That succinctly sums up what an experience this past evening's show was.
From the onset, Glen Hansard of The Frames, Swell Season, Once, and The Commitments fame held the audience breathless.
If you've never seen Hansard in any of his endeavors, you can't really know how great he is live. Here is a taste, and this is a slightly subdued version of a song that he performed tonight.
Now, he opened with "When Your Mind's Made Up" (a version with Marketa Irglova embedded here),
and I got chills and started to get choked up. I don't know what it is about that song for me, but it fucks my shit up.
Past the overwhelming raw emotion often on display while he's singing, Hansard has this innate affability in his on-stage persona that makes you feel like you're watching your best friend up there. In the middle of songs, he'd break out and ask the crowd to sing along, or he bridged a tune into "Where is My Mind?" seemingly off the cuff.

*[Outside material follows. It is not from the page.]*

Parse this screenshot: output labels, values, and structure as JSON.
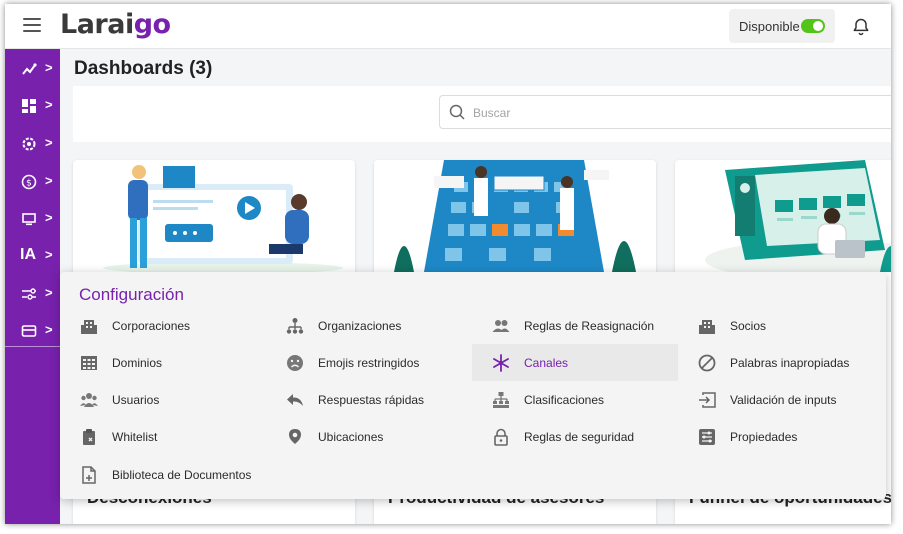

By the end of the show, I had tried to convince myself that he had bought Jackie and I drinks in Dublin. In just a short time on stage, he inserts himself into your past and makes it feel as though he is family.
This man is a nearly impossible act to follow.
But Sam Beam came up and after starting off with the capo a fret off, worked into a set including "Upward Over The Mountain" (which I think I've seen four different times four different ways)
"The Woman King", "He Lay in the Reins", and "The Trapeze Swinger" amongst many others.
Now I don't know if he ever plays songs exactly as they appear on the albums, if this
is any sort of indicator, but each time you see him it seems like you are being re-introduced to each of his songs.
His continued assertion as to his jerkdom only further endeared him to the crowd, and his admission that he kind of zones out whenever women talk about having children while performing for the Midwives Alliance of North America played very well, as his own wife is a midwife and was in the crowd. Comments about being goofy on stage and a sure-to-be-coming divorce followed shortly thereafter.
Perhaps the best thing about the show was that both men played acoustic, something each does less and less. Closing with a pseudo-duet of "Pancho and Lefty" certainly didn't hurt their cause either.
Now, here's to hoping that both sets of tonight's show end up on Played Last Night.